Plants in the Carboniferous were lush and extensive, growing to sizes that are not reached today. There were no flowering plants, but large trees and ferns were common. The descendants of some Carboniferous plants can still be seen today. The Carboniferous lycophytes of the order Lepidodendrales, which are cousins (but not ancestors) of the tiny club-moss (2-3cm high) of today, were huge trees with trunks 30m high and up to 1.5m in diameter. These included Lepidodendron (giant club moss trees). So vigorous is the growth of these ancient trees that they seemed to have sucked much of the carbon dioxide out of the atmosphere, producing a surfeit of oxygen. Oxygen levels were higher during this time than at any other time in the history of the Earth and partly accounts for the occurrence of giant dragonflies and millipedes. But as great masses of dead plants became buried in swamps and out of contact with oxygen, the level of carbon dioxide in the atmosphere actually dropped. The world during the Carboniferous gradually became cooler.
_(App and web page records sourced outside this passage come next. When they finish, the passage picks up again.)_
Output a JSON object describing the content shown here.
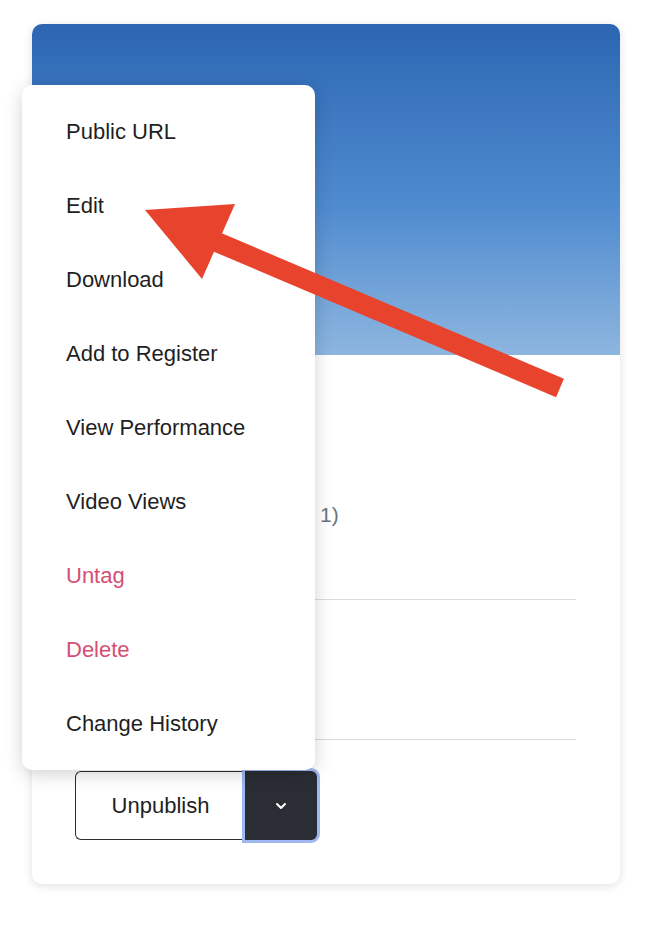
{
  "menu": {
    "items": [
      {
        "label": "Public URL",
        "kind": "normal"
      },
      {
        "label": "Edit",
        "kind": "normal"
      },
      {
        "label": "Download",
        "kind": "normal"
      },
      {
        "label": "Add to Register",
        "kind": "normal"
      },
      {
        "label": "View Performance",
        "kind": "normal"
      },
      {
        "label": "Video Views",
        "kind": "normal"
      },
      {
        "label": "Untag",
        "kind": "danger"
      },
      {
        "label": "Delete",
        "kind": "danger"
      },
      {
        "label": "Change History",
        "kind": "normal"
      }
    ]
  },
  "card": {
    "details": [
      "1)"
    ]
  },
  "actions": {
    "primary": "Unpublish",
    "expanded": true
  }
}
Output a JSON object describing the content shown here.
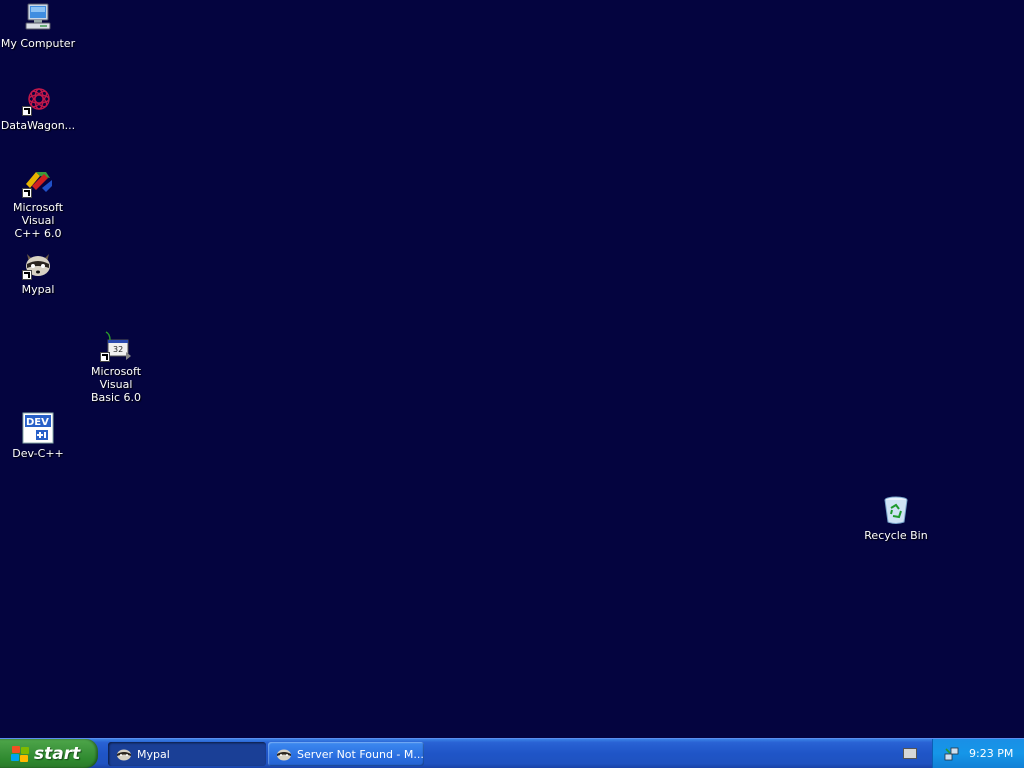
{
  "desktop": {
    "background": "#04043f",
    "icons": [
      {
        "label": "My Computer",
        "icon": "my-computer-icon"
      },
      {
        "label": "DataWagon...",
        "icon": "datawagon-icon"
      },
      {
        "label": "Microsoft Visual\nC++ 6.0",
        "icon": "visual-cpp-icon"
      },
      {
        "label": "Mypal",
        "icon": "mypal-icon"
      },
      {
        "label": "Microsoft Visual\nBasic 6.0",
        "icon": "visual-basic-icon"
      },
      {
        "label": "Dev-C++",
        "icon": "dev-cpp-icon"
      },
      {
        "label": "Recycle Bin",
        "icon": "recycle-bin-icon"
      }
    ]
  },
  "taskbar": {
    "start_label": "start",
    "tasks": [
      {
        "label": "Mypal",
        "icon": "mypal-icon",
        "active": true
      },
      {
        "label": "Server Not Found - M...",
        "icon": "mypal-icon",
        "active": false
      }
    ],
    "tray": {
      "clock": "9:23 PM",
      "icons": [
        "keyboard-icon",
        "network-icon"
      ]
    }
  }
}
Lepidodendron is distinctive in having diamond-shaped leaf attachment scars. As the tree grew, new leaves formed at the top and the old ones dropped off, leaving diamond-shaped pits that look like the scales of a reptile and hence it is also called the ‘scale tree’.
Tree-sized horsetails (Calamites) grew in the coal swamps. They are relatives of modern horsetails but looked more like a pine tree and grew up to about 15m. Calamites had upright stems that were woody and interconnected by an underground runner, however, the central part of the stem was hollow, and fossils are commonly preserved as casts of this hollow central portion. It is a commonly encountered fossil throughout much of Swaledale, but restricted only to the sandstones and mudstones of the swampy deltaic conditions that existed. Many samples can be found in the stream sections throughout Swaledale.